* ASSIGNMENT *
The records underneath are to be repeated exactly, with the pictures left out.

* INFORMATION PROVIDED *
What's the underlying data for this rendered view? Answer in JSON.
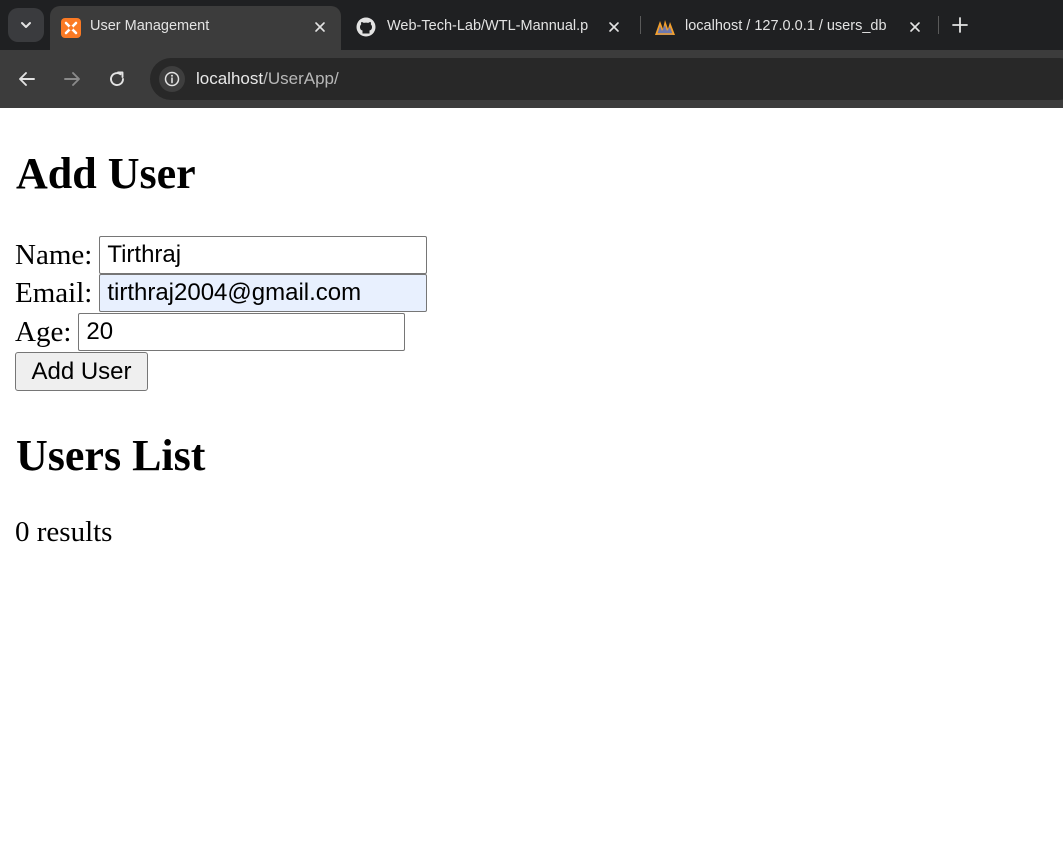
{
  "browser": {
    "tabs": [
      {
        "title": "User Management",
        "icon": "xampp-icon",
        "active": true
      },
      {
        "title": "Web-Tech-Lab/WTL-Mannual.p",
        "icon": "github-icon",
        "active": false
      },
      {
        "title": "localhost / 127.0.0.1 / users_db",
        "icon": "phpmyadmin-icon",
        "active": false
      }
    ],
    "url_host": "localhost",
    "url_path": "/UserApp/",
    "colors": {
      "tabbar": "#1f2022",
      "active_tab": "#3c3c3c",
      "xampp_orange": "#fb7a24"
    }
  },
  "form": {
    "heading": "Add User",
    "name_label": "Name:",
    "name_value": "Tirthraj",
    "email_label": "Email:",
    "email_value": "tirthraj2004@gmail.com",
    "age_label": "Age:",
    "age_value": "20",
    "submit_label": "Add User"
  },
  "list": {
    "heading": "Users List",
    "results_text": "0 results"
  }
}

* OUTPUT FOR THIS EXERCISE *
What's the underlying data for this rendered view? Answer in JSON.
{
  "browser": {
    "tabs": [
      {
        "title": "User Management",
        "icon": "xampp-icon",
        "active": true
      },
      {
        "title": "Web-Tech-Lab/WTL-Mannual.p",
        "icon": "github-icon",
        "active": false
      },
      {
        "title": "localhost / 127.0.0.1 / users_db",
        "icon": "phpmyadmin-icon",
        "active": false
      }
    ],
    "url_host": "localhost",
    "url_path": "/UserApp/",
    "colors": {
      "tabbar": "#1f2022",
      "active_tab": "#3c3c3c",
      "xampp_orange": "#fb7a24"
    }
  },
  "form": {
    "heading": "Add User",
    "name_label": "Name:",
    "name_value": "Tirthraj",
    "email_label": "Email:",
    "email_value": "tirthraj2004@gmail.com",
    "age_label": "Age:",
    "age_value": "20",
    "submit_label": "Add User"
  },
  "list": {
    "heading": "Users List",
    "results_text": "0 results"
  }
}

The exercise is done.